You can't pass the event/callback object to the Fragment but the Fragment but if the object is a public field then the Fragment can just access it.

There is an onAttach event which is fired when ever the Fragment is attached to an Activity - no matter if it is as a result of you or the system creating the Fragment. When the OnAttach event handler is called the Fragment  can be 100% certain that its Activity exists and so it can access any properties, fields or methods the Activity has. 

So our plan is  to 

  1. Create an event or callback object in the Activity as a public field
  2. Allow the Fragment to store a reference to the object during the onAttach method
  3. Then allow the Fragment to use the event or callback later

For example if we simply set the OnClickListener to be public: 

public View.OnClickListener onclick =
               new View.OnClickListener() {
 public void onClick(View view) {
  TextView tv =
        (TextView) findViewById(;
  Button bt = (Button) view;

Now the Fragment can gain access to the event handler in the onAttach handler:

public void onAttach(Activity activity) {
 MainActivity activity= (MainActivity)activity;

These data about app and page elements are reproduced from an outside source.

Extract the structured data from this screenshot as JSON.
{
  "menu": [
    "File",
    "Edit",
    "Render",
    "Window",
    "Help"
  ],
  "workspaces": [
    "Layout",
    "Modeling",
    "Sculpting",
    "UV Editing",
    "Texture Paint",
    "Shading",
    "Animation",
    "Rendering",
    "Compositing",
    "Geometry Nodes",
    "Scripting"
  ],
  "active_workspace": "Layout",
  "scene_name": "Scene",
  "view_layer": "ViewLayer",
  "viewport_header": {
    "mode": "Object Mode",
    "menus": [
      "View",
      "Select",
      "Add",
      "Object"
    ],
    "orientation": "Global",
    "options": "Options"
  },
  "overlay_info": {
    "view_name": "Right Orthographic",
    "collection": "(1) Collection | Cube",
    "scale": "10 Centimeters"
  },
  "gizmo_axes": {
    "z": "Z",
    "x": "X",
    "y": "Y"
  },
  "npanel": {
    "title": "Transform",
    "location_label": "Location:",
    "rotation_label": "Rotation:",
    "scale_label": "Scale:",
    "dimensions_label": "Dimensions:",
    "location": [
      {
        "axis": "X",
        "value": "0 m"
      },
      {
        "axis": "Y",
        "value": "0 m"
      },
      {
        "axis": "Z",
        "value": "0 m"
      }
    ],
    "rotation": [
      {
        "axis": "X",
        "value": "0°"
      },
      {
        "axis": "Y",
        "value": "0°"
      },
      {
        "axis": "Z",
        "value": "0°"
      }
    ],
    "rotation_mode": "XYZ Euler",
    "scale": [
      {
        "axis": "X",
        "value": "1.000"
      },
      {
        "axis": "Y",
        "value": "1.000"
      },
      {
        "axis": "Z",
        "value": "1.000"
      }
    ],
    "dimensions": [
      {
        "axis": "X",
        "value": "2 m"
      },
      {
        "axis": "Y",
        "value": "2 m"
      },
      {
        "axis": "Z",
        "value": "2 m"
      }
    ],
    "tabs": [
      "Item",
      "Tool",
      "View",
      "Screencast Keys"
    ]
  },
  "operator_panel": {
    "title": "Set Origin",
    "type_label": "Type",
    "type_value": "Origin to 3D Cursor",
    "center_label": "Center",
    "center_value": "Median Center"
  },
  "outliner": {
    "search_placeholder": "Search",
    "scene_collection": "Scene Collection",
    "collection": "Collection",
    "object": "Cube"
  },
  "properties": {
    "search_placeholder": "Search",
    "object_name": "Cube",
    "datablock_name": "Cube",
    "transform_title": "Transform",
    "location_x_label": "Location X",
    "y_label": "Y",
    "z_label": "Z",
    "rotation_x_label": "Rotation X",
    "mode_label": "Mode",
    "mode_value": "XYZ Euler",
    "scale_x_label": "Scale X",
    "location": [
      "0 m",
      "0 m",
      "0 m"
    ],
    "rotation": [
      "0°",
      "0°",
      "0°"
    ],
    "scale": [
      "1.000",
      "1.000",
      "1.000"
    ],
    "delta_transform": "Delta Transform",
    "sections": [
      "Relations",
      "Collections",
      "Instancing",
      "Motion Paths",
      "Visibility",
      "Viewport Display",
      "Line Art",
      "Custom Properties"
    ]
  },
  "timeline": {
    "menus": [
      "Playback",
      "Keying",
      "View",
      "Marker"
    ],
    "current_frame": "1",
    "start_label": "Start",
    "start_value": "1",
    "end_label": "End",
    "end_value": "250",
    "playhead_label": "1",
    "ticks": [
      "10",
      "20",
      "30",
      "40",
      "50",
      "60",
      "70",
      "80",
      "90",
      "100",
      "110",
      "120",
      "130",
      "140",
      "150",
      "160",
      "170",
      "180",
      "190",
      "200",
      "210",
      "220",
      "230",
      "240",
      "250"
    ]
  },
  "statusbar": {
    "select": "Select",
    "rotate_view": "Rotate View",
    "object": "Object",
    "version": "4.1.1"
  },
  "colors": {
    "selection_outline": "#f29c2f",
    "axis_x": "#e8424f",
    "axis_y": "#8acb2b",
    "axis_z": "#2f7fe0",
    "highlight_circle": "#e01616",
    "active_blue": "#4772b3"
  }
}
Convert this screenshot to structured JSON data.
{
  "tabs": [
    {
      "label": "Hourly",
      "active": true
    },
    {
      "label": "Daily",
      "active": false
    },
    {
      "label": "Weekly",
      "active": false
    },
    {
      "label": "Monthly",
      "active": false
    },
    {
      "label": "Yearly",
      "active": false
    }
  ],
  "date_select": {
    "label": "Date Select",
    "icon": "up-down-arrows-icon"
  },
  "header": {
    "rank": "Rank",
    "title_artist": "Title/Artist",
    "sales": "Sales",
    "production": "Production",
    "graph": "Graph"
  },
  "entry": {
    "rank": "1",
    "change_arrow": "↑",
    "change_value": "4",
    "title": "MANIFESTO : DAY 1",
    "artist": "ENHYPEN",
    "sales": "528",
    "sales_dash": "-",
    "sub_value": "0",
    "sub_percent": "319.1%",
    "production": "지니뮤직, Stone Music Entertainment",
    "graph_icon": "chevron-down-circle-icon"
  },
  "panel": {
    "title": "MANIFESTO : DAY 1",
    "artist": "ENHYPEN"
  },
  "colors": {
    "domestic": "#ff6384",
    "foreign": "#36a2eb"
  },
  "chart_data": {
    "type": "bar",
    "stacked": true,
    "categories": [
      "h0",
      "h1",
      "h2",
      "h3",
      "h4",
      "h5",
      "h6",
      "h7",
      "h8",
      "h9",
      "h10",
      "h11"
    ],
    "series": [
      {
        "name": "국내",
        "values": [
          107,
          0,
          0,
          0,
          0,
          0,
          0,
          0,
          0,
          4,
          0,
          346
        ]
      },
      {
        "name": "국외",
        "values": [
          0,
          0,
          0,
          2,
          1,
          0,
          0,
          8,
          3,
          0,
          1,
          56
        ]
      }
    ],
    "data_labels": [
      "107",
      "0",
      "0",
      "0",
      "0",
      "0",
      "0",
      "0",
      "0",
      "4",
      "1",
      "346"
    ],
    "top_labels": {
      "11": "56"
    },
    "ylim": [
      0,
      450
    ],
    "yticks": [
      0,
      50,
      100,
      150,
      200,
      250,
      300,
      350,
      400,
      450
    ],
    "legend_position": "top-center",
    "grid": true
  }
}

This works, and it is the standard Java way of implementing a callback, but in this case it has a huge disadvantage.

The problem is you have to cast the general Activity to the more specific MainActivity in which the onClickListener object exists. If you want to use the Fragment with another Activity - HelperActivity or whatever. If you want a Fragment to be a general purpose UI component we have to find another way of passing the event handler/callback.

In fact the modification needed to make it work is quite small. 

Last Updated ( Saturday, 25 July 2015 )